Since 2011, the political landscape surrounding the issue has shifted significantly. Prospects for further reform of the migrant labour system are tied to the political fortunes of Crown Prince Salman, the man who brought reforms to the table. Since a failed bid to broker a settlement with the opposition in March 2011, Salman’s authority has been on the wane, and with him, “the forces behind migrant labour reforms,” according to Gengler.” In this climate, analysts say, the political feasibility of further reform of the migrant labour system is uncertain. “Certainly none of [the Gulf States] want to see the lowest level of labourers working in horrible conditions - or to see those horrible conditions reported on the international level,” according to David Mednicoff, director of Middle Eastern Studies at the University of Massachusetts.
However, “the legislative environment is now more constrained generally”, with rulers under pressure not only because of domestic political forces but also due to unrest in the region. Governments in the area “have a more complex balance to strike among their different constituencies, their basic political stability and the broader international legal climate.”
‘Cheapening’ of Bahraini citizenship

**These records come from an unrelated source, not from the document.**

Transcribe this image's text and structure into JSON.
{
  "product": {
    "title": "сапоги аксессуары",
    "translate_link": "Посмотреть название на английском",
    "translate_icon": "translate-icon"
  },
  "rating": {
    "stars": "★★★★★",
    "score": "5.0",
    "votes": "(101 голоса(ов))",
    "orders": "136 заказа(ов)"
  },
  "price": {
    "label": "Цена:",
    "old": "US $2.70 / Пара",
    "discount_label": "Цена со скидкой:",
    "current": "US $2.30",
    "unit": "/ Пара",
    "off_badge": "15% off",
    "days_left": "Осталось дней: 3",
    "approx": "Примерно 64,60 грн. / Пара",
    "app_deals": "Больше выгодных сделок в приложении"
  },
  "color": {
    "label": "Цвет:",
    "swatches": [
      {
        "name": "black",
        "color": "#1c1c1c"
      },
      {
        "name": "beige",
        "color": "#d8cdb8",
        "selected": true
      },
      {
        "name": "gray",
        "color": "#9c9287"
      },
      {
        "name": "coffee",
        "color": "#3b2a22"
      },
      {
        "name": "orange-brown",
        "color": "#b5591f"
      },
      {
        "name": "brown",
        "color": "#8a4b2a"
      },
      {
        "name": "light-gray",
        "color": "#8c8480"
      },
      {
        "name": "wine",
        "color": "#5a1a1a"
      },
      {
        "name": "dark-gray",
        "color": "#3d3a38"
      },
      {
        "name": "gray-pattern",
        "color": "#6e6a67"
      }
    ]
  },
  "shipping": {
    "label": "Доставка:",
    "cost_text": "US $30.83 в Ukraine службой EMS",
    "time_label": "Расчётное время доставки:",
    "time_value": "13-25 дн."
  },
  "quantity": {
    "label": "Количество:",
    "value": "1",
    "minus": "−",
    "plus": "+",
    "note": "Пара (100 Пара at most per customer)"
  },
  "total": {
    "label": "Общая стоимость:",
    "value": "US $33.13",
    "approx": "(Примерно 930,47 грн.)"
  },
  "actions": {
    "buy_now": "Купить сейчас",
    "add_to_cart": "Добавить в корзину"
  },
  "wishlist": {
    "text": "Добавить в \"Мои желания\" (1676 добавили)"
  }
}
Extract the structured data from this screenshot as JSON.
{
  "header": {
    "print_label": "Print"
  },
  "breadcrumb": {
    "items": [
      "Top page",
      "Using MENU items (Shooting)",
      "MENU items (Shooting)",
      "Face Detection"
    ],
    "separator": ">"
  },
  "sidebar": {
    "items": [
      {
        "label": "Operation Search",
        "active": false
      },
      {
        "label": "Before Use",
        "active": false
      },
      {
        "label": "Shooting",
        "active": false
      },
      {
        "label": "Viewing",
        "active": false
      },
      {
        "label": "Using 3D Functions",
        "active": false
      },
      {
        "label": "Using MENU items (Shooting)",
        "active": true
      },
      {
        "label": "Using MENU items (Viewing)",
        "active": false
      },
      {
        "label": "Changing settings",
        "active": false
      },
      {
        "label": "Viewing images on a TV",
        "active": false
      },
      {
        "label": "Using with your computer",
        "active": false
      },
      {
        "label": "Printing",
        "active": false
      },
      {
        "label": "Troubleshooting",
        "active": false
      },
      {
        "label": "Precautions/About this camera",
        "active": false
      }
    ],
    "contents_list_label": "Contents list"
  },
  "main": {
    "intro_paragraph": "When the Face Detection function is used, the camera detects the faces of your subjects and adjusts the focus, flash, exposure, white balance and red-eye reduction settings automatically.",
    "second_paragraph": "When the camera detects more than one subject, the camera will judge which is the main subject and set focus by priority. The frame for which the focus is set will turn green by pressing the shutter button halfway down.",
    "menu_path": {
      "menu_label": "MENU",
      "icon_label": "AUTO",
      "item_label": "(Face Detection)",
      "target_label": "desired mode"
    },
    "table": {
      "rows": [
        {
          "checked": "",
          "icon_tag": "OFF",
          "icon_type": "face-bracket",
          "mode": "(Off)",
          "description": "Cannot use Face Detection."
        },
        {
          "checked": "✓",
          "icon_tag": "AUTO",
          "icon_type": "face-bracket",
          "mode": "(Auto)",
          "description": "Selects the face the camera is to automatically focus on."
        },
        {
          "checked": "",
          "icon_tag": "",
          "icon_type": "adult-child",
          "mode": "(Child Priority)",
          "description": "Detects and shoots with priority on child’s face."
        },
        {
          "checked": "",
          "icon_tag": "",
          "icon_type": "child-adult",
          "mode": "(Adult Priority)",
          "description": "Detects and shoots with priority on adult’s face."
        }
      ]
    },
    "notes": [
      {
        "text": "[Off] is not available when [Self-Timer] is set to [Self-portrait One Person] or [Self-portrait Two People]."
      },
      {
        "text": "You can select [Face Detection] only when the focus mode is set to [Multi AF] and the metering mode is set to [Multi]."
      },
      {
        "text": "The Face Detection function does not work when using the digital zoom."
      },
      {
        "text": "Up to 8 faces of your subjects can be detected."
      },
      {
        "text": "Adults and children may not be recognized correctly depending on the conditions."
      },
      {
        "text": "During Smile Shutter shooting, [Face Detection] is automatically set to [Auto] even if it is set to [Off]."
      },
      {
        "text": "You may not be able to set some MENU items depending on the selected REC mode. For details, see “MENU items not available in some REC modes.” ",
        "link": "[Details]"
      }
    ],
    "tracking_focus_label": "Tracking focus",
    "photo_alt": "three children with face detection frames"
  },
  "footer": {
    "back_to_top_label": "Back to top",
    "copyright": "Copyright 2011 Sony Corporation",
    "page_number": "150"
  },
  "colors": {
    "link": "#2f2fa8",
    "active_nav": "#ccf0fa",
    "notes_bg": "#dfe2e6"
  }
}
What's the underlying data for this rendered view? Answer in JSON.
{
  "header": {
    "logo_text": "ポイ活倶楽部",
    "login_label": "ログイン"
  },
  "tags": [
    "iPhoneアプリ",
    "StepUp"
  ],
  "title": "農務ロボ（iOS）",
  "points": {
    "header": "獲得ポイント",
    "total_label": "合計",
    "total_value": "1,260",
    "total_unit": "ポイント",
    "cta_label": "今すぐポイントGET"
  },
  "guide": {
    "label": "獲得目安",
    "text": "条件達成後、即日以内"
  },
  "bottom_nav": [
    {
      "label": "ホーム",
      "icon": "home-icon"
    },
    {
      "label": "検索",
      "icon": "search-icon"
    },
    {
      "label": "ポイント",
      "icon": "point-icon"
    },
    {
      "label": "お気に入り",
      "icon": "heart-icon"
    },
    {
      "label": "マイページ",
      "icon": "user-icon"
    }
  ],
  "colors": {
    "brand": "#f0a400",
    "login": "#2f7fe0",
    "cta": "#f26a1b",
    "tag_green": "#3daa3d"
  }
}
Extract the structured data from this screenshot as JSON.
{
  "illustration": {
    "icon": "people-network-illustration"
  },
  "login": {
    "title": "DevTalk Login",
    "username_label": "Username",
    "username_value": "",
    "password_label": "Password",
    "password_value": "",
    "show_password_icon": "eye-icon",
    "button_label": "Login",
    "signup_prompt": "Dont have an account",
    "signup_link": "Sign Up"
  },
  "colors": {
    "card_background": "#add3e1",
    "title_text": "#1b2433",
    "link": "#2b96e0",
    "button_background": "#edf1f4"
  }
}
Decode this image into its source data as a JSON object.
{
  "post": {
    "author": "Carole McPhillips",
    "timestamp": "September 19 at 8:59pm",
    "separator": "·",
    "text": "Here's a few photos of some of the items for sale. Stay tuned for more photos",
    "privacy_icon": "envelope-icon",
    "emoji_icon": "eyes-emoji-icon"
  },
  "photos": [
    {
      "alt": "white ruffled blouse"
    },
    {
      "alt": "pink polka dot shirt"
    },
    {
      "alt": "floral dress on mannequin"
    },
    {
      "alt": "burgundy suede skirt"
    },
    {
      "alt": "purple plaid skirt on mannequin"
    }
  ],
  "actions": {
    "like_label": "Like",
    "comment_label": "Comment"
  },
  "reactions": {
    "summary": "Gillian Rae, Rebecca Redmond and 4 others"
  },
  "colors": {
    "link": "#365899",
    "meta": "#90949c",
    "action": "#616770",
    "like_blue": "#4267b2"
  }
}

Though there may be little appetite among Bahrain’s rulers for a focus on migrant labour, another aspect of the issue could be about to explode onto the mainstream political agenda: political naturalisation. Activists have long alleged that authorities have embarked on a campaign to naturalise non-nationals who will be supportive of the government and act as a bolster against a wave of domestic protest.
Nationals from across the Arab world, and some 250 British, have been granted Bahraini citizenship, and for years there have been reports of large numbers of nationals from Yemen, India and Pakistan being naturalised so that they can legally work in Bahrain’s security services.
“The cheapening of Bahraini citizenship is a big issue,” Gengler said, and it could now unite Bahrainis from across the political spectrum. “The end of political naturalisation, the end of corruption - these are issues that both Sunnis and Shiites can get behind. But whether that means they could ever join together for a united protest movement is a different question entirely.”
Scope for change?
Despite its broken promises on reforming the kafala system, the government has, according to rights groups, made some progress on protecting non-national workers. In 2012, Bahrain’s decades-old Labour Law was reformed, and for the first time it defined domestic staff like cleaners and house-maids, the vast majority of whom are migrant women, as workers. This decision entitles domestic workers to greater protections, annual leave and mediation in labour disputes.
However, the reformed law was criticised over its obvious flaws. Domestic foreign workers are still not granted the same weekly rest days and mandatory limits on hours of work as other categories of workers - and there is still no minimum wage for migrant workers.
Despite problems with implementation, Hamadeh of the Migrant Workers Protection Society remains cautiously optimistic about the prospects for further reform.
“Unfortunately, the vast majority of domestic workers here are unaware of these changes to the law - they are rarely aware of their rights at all. Sponsors are also unaware of the law when it comes to the domestic workers they employ. But the reform of the labour law is definitely a step in the right direction.”
But amid attempts to balance the demands of their different constituencies, not to mention rising fears over Islamic State operatives working within the security services, the country’s rulers may have bigger fish to fry than reforming migrant labour laws.
“The pressures that Gulf States are under now are so much more direct and diverse,” Mednicoff said. “Bahrain is between a rock and a hard place.”